- What to work on: The expected reply is all of the data, returned exactly.
[[ Data to use, beginning ]]
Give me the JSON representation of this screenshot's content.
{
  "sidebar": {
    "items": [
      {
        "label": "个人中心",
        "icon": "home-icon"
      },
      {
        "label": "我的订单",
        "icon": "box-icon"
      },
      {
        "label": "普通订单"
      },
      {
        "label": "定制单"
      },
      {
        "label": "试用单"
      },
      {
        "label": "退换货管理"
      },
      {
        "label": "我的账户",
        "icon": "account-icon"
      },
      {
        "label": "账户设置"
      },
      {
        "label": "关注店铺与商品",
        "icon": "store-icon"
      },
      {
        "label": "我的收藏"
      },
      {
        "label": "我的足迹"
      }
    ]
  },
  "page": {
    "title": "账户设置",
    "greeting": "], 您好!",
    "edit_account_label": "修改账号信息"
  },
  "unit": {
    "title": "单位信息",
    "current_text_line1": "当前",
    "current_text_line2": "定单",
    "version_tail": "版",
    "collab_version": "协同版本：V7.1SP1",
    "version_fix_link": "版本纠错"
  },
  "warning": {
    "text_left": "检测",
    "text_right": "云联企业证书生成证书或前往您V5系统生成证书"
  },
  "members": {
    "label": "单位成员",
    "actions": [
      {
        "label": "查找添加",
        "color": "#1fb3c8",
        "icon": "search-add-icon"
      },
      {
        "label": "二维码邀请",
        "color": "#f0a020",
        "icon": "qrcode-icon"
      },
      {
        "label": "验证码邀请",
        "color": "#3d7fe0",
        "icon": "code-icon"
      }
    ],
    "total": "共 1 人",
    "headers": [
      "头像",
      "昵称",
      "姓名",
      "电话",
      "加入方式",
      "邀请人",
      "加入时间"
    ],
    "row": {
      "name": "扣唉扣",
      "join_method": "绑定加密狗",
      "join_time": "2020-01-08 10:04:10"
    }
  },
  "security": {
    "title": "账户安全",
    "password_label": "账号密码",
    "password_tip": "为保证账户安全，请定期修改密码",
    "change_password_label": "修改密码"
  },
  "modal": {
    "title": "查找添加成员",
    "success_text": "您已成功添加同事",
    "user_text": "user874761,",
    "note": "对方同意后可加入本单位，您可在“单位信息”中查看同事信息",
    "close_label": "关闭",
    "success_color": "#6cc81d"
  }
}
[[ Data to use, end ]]
- Task output:
Give me the JSON representation of this screenshot's content.
{
  "sidebar": {
    "items": [
      {
        "label": "个人中心",
        "icon": "home-icon"
      },
      {
        "label": "我的订单",
        "icon": "box-icon"
      },
      {
        "label": "普通订单"
      },
      {
        "label": "定制单"
      },
      {
        "label": "试用单"
      },
      {
        "label": "退换货管理"
      },
      {
        "label": "我的账户",
        "icon": "account-icon"
      },
      {
        "label": "账户设置"
      },
      {
        "label": "关注店铺与商品",
        "icon": "store-icon"
      },
      {
        "label": "我的收藏"
      },
      {
        "label": "我的足迹"
      }
    ]
  },
  "page": {
    "title": "账户设置",
    "greeting": "], 您好!",
    "edit_account_label": "修改账号信息"
  },
  "unit": {
    "title": "单位信息",
    "current_text_line1": "当前",
    "current_text_line2": "定单",
    "version_tail": "版",
    "collab_version": "协同版本：V7.1SP1",
    "version_fix_link": "版本纠错"
  },
  "warning": {
    "text_left": "检测",
    "text_right": "云联企业证书生成证书或前往您V5系统生成证书"
  },
  "members": {
    "label": "单位成员",
    "actions": [
      {
        "label": "查找添加",
        "color": "#1fb3c8",
        "icon": "search-add-icon"
      },
      {
        "label": "二维码邀请",
        "color": "#f0a020",
        "icon": "qrcode-icon"
      },
      {
        "label": "验证码邀请",
        "color": "#3d7fe0",
        "icon": "code-icon"
      }
    ],
    "total": "共 1 人",
    "headers": [
      "头像",
      "昵称",
      "姓名",
      "电话",
      "加入方式",
      "邀请人",
      "加入时间"
    ],
    "row": {
      "name": "扣唉扣",
      "join_method": "绑定加密狗",
      "join_time": "2020-01-08 10:04:10"
    }
  },
  "security": {
    "title": "账户安全",
    "password_label": "账号密码",
    "password_tip": "为保证账户安全，请定期修改密码",
    "change_password_label": "修改密码"
  },
  "modal": {
    "title": "查找添加成员",
    "success_text": "您已成功添加同事",
    "user_text": "user874761,",
    "note": "对方同意后可加入本单位，您可在“单位信息”中查看同事信息",
    "close_label": "关闭",
    "success_color": "#6cc81d"
  }
}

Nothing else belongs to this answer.